Check every line below for the string "Remover". Copy the ones that have it.

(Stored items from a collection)

Start of Block

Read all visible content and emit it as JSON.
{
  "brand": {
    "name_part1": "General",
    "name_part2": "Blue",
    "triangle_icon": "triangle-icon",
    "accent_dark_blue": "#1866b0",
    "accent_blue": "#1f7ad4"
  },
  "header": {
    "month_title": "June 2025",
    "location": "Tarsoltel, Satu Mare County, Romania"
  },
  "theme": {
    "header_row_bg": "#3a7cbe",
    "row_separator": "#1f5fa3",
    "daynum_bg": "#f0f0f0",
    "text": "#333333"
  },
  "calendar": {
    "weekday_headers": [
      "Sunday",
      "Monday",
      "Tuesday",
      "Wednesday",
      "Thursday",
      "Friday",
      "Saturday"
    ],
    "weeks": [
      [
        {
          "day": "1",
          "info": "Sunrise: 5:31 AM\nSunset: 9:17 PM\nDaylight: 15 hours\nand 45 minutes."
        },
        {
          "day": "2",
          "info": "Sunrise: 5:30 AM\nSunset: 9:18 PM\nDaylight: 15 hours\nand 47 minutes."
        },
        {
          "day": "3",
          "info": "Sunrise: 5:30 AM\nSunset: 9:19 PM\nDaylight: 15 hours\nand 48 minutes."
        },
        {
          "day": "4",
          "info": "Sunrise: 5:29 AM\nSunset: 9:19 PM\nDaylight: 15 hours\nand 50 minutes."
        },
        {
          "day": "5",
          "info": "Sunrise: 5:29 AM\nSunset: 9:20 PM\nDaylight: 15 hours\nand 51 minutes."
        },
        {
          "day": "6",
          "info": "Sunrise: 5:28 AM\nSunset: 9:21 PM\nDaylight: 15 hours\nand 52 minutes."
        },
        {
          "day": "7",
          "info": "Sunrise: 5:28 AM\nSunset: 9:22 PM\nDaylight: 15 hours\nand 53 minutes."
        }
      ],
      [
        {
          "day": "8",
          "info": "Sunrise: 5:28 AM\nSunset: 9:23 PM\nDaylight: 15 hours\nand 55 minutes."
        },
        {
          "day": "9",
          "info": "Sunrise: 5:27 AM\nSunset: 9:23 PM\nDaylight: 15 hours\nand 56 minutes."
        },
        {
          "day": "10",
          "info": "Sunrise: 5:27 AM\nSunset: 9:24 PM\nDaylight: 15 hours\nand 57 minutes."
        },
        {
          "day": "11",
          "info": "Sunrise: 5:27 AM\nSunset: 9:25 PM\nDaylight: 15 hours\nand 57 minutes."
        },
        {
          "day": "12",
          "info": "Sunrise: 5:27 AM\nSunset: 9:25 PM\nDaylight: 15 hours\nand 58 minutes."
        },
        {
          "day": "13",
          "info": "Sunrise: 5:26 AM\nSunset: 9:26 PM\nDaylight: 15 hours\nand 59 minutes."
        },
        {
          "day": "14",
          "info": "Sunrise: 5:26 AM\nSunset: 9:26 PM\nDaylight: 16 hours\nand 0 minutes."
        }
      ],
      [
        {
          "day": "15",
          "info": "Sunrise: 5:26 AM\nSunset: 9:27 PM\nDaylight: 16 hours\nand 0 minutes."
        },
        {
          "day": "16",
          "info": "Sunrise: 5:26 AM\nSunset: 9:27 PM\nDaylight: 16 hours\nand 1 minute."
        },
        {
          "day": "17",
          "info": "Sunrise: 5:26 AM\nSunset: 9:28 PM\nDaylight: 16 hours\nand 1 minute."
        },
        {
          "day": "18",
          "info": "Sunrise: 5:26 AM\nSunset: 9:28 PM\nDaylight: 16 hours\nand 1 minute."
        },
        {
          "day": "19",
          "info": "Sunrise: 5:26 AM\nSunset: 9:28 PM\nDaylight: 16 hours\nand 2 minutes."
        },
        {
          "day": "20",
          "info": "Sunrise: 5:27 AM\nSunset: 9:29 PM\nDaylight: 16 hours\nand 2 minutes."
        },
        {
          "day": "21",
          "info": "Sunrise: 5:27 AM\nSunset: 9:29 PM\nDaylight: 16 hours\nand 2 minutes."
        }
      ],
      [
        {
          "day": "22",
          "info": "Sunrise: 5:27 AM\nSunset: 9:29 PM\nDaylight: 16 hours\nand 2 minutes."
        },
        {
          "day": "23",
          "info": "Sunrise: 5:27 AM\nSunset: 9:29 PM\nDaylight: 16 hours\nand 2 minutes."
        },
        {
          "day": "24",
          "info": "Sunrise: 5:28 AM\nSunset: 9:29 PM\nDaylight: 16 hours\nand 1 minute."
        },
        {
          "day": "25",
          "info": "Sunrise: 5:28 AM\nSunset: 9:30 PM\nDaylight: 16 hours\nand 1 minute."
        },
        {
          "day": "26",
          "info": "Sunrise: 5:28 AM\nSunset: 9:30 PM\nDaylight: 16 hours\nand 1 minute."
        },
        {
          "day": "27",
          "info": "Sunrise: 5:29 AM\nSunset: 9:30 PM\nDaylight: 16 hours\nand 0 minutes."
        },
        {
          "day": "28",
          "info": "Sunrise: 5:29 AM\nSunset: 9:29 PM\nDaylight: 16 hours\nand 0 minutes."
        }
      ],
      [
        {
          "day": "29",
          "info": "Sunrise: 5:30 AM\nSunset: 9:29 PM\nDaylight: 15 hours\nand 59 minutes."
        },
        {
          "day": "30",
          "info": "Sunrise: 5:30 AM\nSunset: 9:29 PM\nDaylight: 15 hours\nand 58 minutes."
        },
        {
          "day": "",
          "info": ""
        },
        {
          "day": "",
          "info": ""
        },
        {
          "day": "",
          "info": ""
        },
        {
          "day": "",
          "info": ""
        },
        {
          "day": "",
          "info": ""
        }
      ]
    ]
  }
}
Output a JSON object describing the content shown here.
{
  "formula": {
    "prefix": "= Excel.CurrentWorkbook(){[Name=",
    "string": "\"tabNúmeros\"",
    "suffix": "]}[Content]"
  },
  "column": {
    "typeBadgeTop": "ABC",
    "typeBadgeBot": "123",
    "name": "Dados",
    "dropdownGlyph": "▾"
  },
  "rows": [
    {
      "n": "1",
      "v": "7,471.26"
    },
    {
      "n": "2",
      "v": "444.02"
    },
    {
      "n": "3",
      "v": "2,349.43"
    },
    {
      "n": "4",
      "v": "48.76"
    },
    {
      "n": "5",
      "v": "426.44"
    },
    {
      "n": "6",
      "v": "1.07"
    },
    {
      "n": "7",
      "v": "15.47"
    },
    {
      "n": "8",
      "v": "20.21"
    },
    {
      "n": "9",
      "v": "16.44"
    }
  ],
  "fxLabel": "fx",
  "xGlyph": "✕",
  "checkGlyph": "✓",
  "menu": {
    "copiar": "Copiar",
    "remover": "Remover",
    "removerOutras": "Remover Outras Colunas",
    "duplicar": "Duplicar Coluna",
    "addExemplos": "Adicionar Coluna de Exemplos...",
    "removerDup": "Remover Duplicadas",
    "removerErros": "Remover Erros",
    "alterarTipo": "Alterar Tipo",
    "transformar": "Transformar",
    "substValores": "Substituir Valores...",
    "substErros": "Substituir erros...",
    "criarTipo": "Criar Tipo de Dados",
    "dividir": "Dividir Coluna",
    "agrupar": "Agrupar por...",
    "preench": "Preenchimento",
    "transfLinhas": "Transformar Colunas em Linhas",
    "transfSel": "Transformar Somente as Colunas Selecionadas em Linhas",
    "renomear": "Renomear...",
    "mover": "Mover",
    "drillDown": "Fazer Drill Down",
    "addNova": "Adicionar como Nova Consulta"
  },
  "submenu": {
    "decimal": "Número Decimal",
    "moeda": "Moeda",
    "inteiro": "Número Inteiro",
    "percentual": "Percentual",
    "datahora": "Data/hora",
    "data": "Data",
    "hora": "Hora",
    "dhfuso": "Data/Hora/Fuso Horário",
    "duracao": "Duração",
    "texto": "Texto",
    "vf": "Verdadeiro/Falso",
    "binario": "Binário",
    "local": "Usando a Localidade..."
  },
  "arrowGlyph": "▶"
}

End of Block

■ **Solution to the exercise**
    "remover": "Remover",
    "removerOutras": "Remover Outras Colunas",
    "removerDup": "Remover Duplicadas",
    "removerErros": "Remover Erros",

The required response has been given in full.